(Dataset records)

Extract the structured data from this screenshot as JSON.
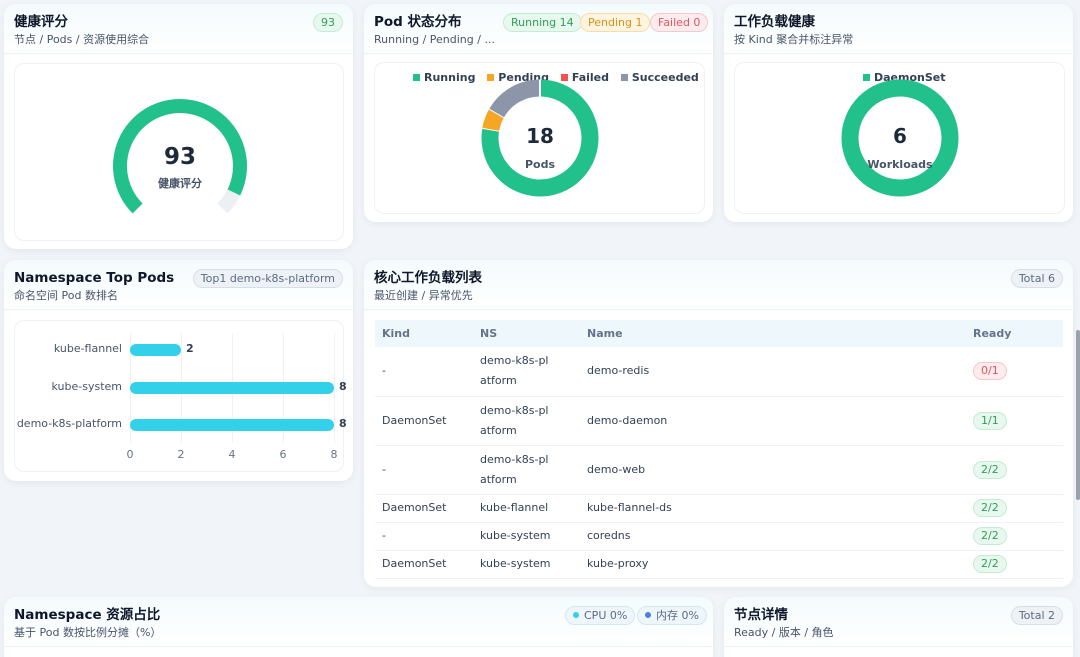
{
  "health": {
    "title": "健康评分",
    "subtitle": "节点 / Pods / 资源使用综合",
    "badge": "93",
    "score": 93,
    "score_label": "健康评分",
    "gauge_color": "#22c08a"
  },
  "pod_status": {
    "title": "Pod 状态分布",
    "subtitle": "Running / Pending / ...",
    "badges": [
      "Running 14",
      "Pending 1",
      "Failed 0"
    ],
    "legend": [
      {
        "name": "Running",
        "color": "#22c08a"
      },
      {
        "name": "Pending",
        "color": "#f5a623"
      },
      {
        "name": "Failed",
        "color": "#ef5350"
      },
      {
        "name": "Succeeded",
        "color": "#8c96a8"
      }
    ],
    "center_value": "18",
    "center_label": "Pods"
  },
  "workload_health": {
    "title": "工作负载健康",
    "subtitle": "按 Kind 聚合并标注异常",
    "legend": [
      {
        "name": "DaemonSet",
        "color": "#22c08a"
      }
    ],
    "center_value": "6",
    "center_label": "Workloads"
  },
  "ns_top": {
    "title": "Namespace Top Pods",
    "subtitle": "命名空间 Pod 数排名",
    "badge": "Top1 demo-k8s-platform",
    "bar_color": "#33d0ea"
  },
  "workloads": {
    "title": "核心工作负载列表",
    "subtitle": "最近创建 / 异常优先",
    "badge": "Total 6",
    "columns": [
      "Kind",
      "NS",
      "Name",
      "Ready"
    ],
    "rows": [
      {
        "kind": "-",
        "ns": "demo-k8s-platform",
        "name": "demo-redis",
        "ready": "0/1",
        "ok": false
      },
      {
        "kind": "DaemonSet",
        "ns": "demo-k8s-platform",
        "name": "demo-daemon",
        "ready": "1/1",
        "ok": true
      },
      {
        "kind": "-",
        "ns": "demo-k8s-platform",
        "name": "demo-web",
        "ready": "2/2",
        "ok": true
      },
      {
        "kind": "DaemonSet",
        "ns": "kube-flannel",
        "name": "kube-flannel-ds",
        "ready": "2/2",
        "ok": true
      },
      {
        "kind": "-",
        "ns": "kube-system",
        "name": "coredns",
        "ready": "2/2",
        "ok": true
      },
      {
        "kind": "DaemonSet",
        "ns": "kube-system",
        "name": "kube-proxy",
        "ready": "2/2",
        "ok": true
      }
    ]
  },
  "ns_resource": {
    "title": "Namespace 资源占比",
    "subtitle": "基于 Pod 数按比例分摊（%）",
    "badges": [
      {
        "label": "CPU 0%",
        "color": "#33d0ea"
      },
      {
        "label": "内存 0%",
        "color": "#4a7fe0"
      }
    ]
  },
  "node_detail": {
    "title": "节点详情",
    "subtitle": "Ready / 版本 / 角色",
    "badge": "Total 2"
  },
  "chart_data": [
    {
      "type": "pie",
      "categories": [
        "Running",
        "Pending",
        "Failed",
        "Succeeded"
      ],
      "values": [
        14,
        1,
        0,
        3
      ]
    },
    {
      "type": "pie",
      "categories": [
        "DaemonSet"
      ],
      "values": [
        6
      ]
    },
    {
      "type": "bar",
      "orientation": "horizontal",
      "categories": [
        "kube-flannel",
        "kube-system",
        "demo-k8s-platform"
      ],
      "values": [
        2,
        8,
        8
      ],
      "xlim": [
        0,
        8
      ],
      "xticks": [
        0,
        2,
        4,
        6,
        8
      ],
      "grid": true
    }
  ]
}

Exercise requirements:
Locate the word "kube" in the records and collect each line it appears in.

Exercise solution:
        "ns": "kube-flannel",
        "name": "kube-flannel-ds",
        "ns": "kube-system",
        "ns": "kube-system",
        "name": "kube-proxy",
        "kube-flannel",
        "kube-system",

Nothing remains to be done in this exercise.